I won a poetry contest years ago with a poem about tossing a handful of dirt on my mother's grave. I just stood there for a moment, then reached over and tossed a handful of dirt. Father Daniel Derry and my cousin, Bill Spillane, both told me, "We didn't know how Irish you were." I had no idea why I did it, it was totally spontaneous and all I can think, still to this day, is it was something I saw others do. That's where rituals live when down best: They sit deep inside you and well up from that place when you need calming and control. 
(From Dan John's latest book - INTERVENTION
I wrote about this topic in Dan John's newsletter a while back - the need for a routine. A routine (ritual) helps you focus and be in-synch. Having can be very crucial to consistent performance, but it should be flexible. If it crosses the line into superstition, it will be an unbending prescriptive pattern that, if broken, raises anxiety - exactly the opposite of what we are trying to achieve.

Sunday, January 20, 2013

I Can Be Lazy... Tomorrow

There are a lot of things that I'm not very disciplined about - shaving, finishing books I've started reading, and writing letters. But, there are three things that I try to do every day: walk the dog, read to my son, and lift weights.
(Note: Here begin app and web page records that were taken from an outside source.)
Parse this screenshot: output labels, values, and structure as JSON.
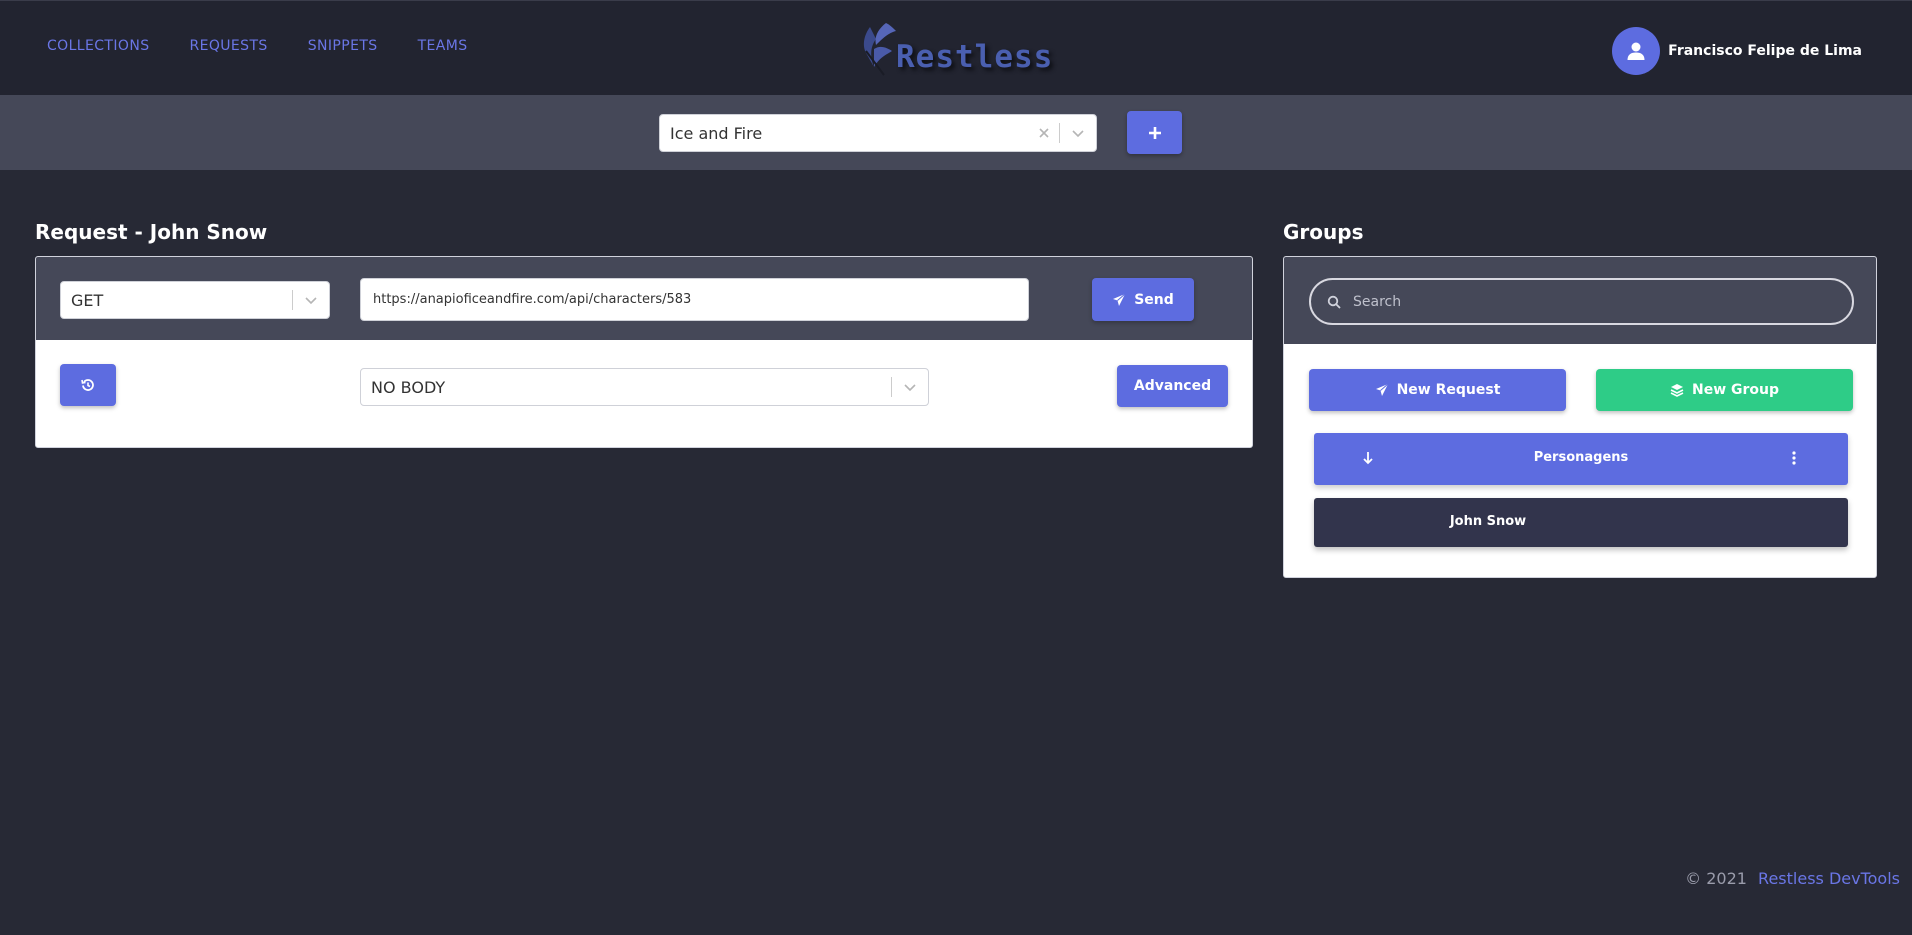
{
  "nav": {
    "items": [
      "COLLECTIONS",
      "REQUESTS",
      "SNIPPETS",
      "TEAMS"
    ]
  },
  "logo": {
    "text": "Restless",
    "icon": "feather-logo-icon"
  },
  "user": {
    "name": "Francisco Felipe de Lima",
    "icon": "user-icon"
  },
  "collection": {
    "selected": "Ice and Fire",
    "add_icon": "plus-icon"
  },
  "request": {
    "title": "Request - John Snow",
    "method": "GET",
    "url": "https://anapioficeandfire.com/api/characters/583",
    "send_label": "Send",
    "body_type": "NO BODY",
    "advanced_label": "Advanced",
    "history_icon": "history-icon"
  },
  "groups": {
    "title": "Groups",
    "search_placeholder": "Search",
    "new_request_label": "New Request",
    "new_group_label": "New Group",
    "items": [
      {
        "name": "Personagens",
        "requests": [
          "John Snow"
        ]
      }
    ]
  },
  "footer": {
    "copyright": "© 2021",
    "brand": "Restless DevTools"
  },
  "colors": {
    "accent": "#5d6ce0",
    "success": "#2ecc87",
    "background": "#272935",
    "nav_link": "#6a76e6"
  }
}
If I don't have an outstanding session, or miss a day because I'm sick or overwhelmed, I don't beat myself up about it, but understanding that motivation is overrated and maintaining the right habits is all-important, I try not to skip for silly reasons.
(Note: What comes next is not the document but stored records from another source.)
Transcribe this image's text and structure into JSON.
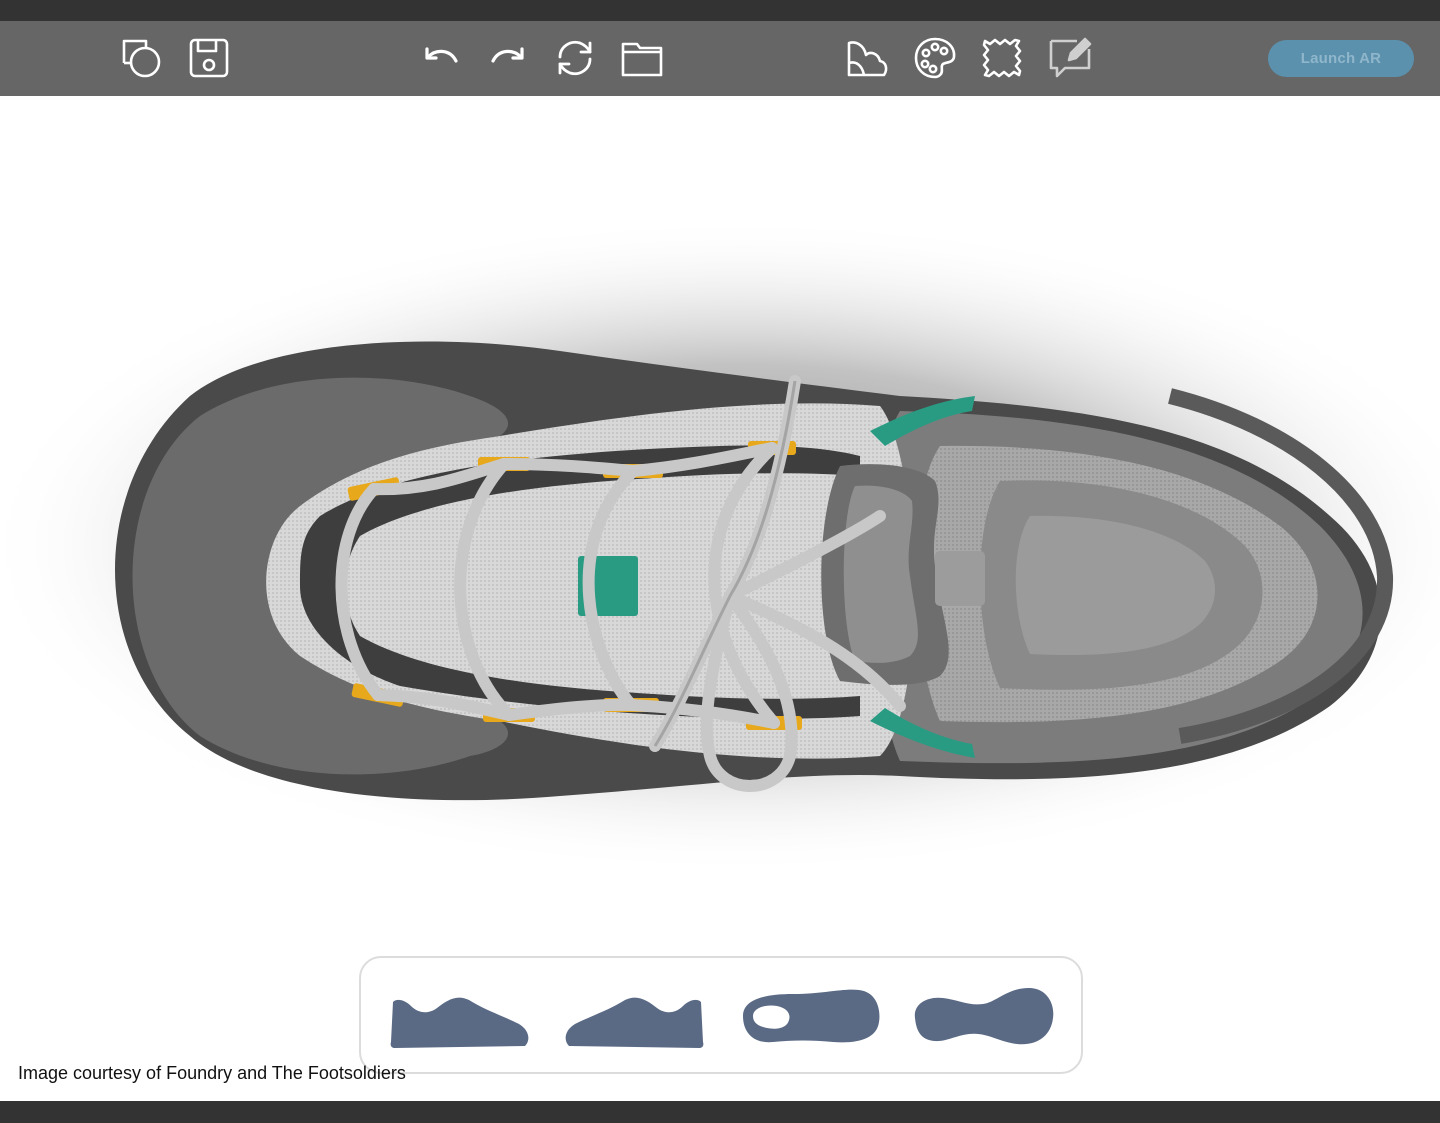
{
  "toolbar": {
    "left_group": [
      {
        "icon": "duplicate-icon"
      },
      {
        "icon": "save-icon"
      }
    ],
    "edit_group": [
      {
        "icon": "undo-icon"
      },
      {
        "icon": "redo-icon"
      },
      {
        "icon": "refresh-icon"
      },
      {
        "icon": "folder-icon"
      }
    ],
    "design_group": [
      {
        "icon": "materials-icon"
      },
      {
        "icon": "palette-icon"
      },
      {
        "icon": "stitch-patch-icon"
      },
      {
        "icon": "annotate-icon"
      }
    ],
    "launch_ar_label": "Launch AR",
    "launch_ar_color": "#5b91ad"
  },
  "views": [
    {
      "icon": "side-view-left-icon"
    },
    {
      "icon": "side-view-right-icon"
    },
    {
      "icon": "top-view-icon"
    },
    {
      "icon": "bottom-view-icon"
    }
  ],
  "view_icon_color": "#5a6a85",
  "accent_colors": {
    "eyelet": "#e8a81c",
    "teal": "#2a9b83"
  },
  "credit": "Image courtesy of Foundry and The Footsoldiers"
}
The mind is quick to give reasons why I should take a day off; why I need a day off; why I deserve a day off. On those days when the mind is protesting loudly, I tell it "Not today. If we really need the rest, we can be lazy tomorrow. Today is a good day. Keep moving."

Saturday, January 12, 2013

No Time for Digestion

Here in the United States, we have a real problem with binge consumption. We don't really savor the food we eat, and we are constantly eating. How we are ever able to completely digest the contents in our stomachs and intestines is beyond me. It's no wonder that intermittent fasting has become a popular means of giving a break to our overstressed digestive tracts.

But this isn't really just about food. We do the same thing with most experiences. After we've seen an amazing movie at the theater, we get home and as soon as we are back in our living rooms we turn on the tube to watch something mindless and not particularly interesting. We don't "need" it, we just do it. There's no time given to "digestion".

In the weight room, after a workout, good or bad, we do not sit with session's (or even a set's) merits or failings and reflect. We do not let that session or set speak to us (as it often does a moment or a day later) - instead, we rack it, we journal it, and then we plan the next one to build off a good performance, or make up for a bad one.

No time for digestion.

Tuesday, January 1, 2013

"My Creed" by Harold Arnold Walter

I would be true,
for there are those who trust me;

I would be pure,
for there are those who care;

I would be strong,
for there is much to suffer;

I would be brave,
for there is much to dare.

I would be friend of all-
the foe, the friendless;

I would be giving
and forget the gift;

I would be humble,
for I know my weakness;

I would look up -
and laugh - and love - and lift.